“There was a time in America when being Haitian wasn’t a cool thing,” Florcy Morisset, a Haitian-American and cultural arts ambassador, said. “[Wyclef Jean] has shown an artistic, political and philanthropic side, and I really embody everything that he is doing.”
Jean discussed these issues, along with many others, on Monday, Oct. 1 at the Free Library in Philadelphia, Pa. Jean recently published a book called “Purpose: An Immigrant’s Story” that discusses his music career, his devotion to his Haitian roots and his journey from a life of poverty, to becoming famous.
In 2010, Jean ran for office in Haitian presidential election – right after the earthquake that left the country in ruin.
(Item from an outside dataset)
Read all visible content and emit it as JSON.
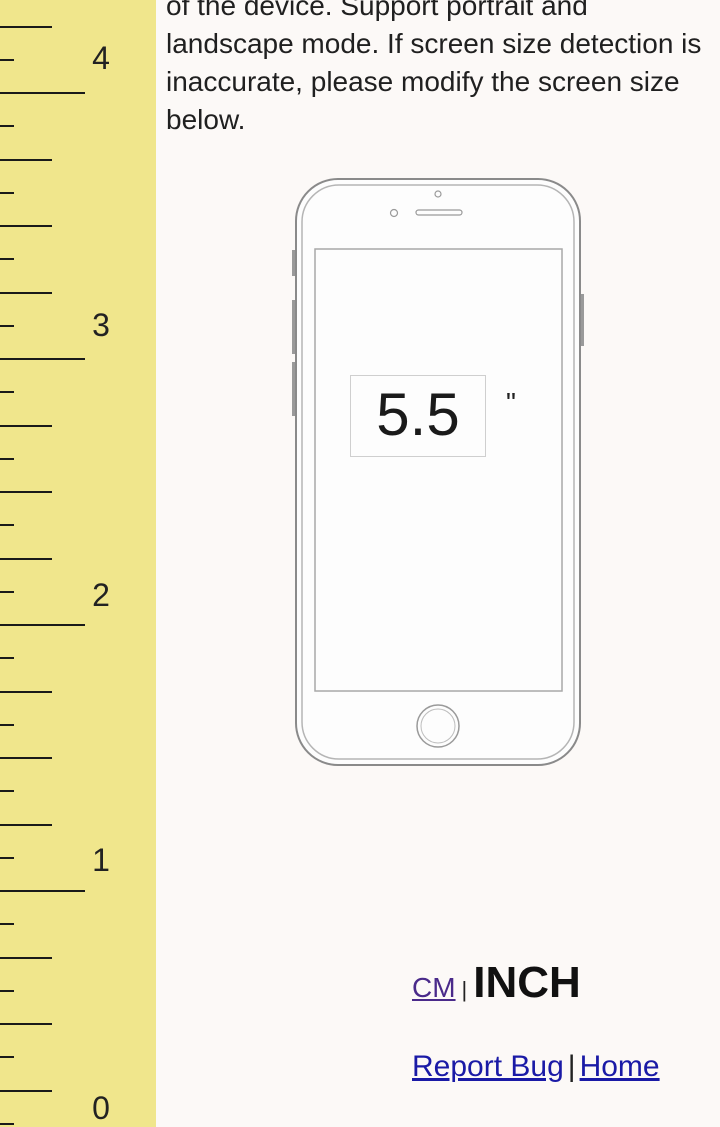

He felt it was his duty to serve his country. Haiti’s Provisional Electoral Council, however, rejected his bid for candidacy because he hadn’t lived in Haiti for more than five years.
“A president’s job is an honorable job, but it is the worst job on the planet,” Jean said. “You are saying you subject yourself to the highest form of public service. But to live and to not serve is a disservice at the end of the day.”
Efforts to rebuild Haiti after the 2010 earthquake, according to Jean, cost approximately $1 billion per year, but Haitians displaced throughout the U.S. are sending over $2.5 billion annually to the country – more than what’s being used on reconstruction efforts.
Jean cautioned that Haiti’s educated youth needs to be able to vote the right people into office to get the right bills passed and improve Haitians’ quality of life.
Although he did not get elected, he has still been very much involved in the growth of Haiti. One way he is doing this is through a charity called “Yele” that he founded. The organization focuses on widespread issues that run deep in the country and trying to balance emergency relief for long-term sustainability, the mission states.
Rebuilding Haiti’s agriculture is something that he also feels needs major improvement. He proposed the idea of an “agrobank,” which would provide funding toward developing irrigation and the right fertilizers to maintain agricultural work.
“If we’re talking agriculture, and not agrobank, where are we going to get the money to recreate the soil?” Jean asked. “The devastating fact is that people are cutting down trees. This is a way of survival. How do we tell the people not to cut down trees to build a fire?”
This is a harsh reality that Haiti is faced with. If an agrobank is created, it can fund money to help sustain the land for a brighter future.
Throughout his speech the audience had chances to ask Jean questions. A pastor from West Kensington asked Jean what courage meant to him.
“I define courage not by words, but by putting forth action,” Jean responded.
Martin Luther King “laid it out” in words and acted out his courage; the current generation, Jean says, has to do “less talking and more acting.“
Approximately 4.5 billion tons of Haiti’s rice comes from the U.S., primarily Arkansas, according to Jean. This rice is flooding the Haitian markets, making it difficult for farmers to make a living.
“Let’s build these agrobanks. Let’s do the same thing that they’re doing in Arkansas for Haiti,” Jean said. “Until you come up with a system where you actually provide a mechanism to build the outsource of this, then it’s just a theory.”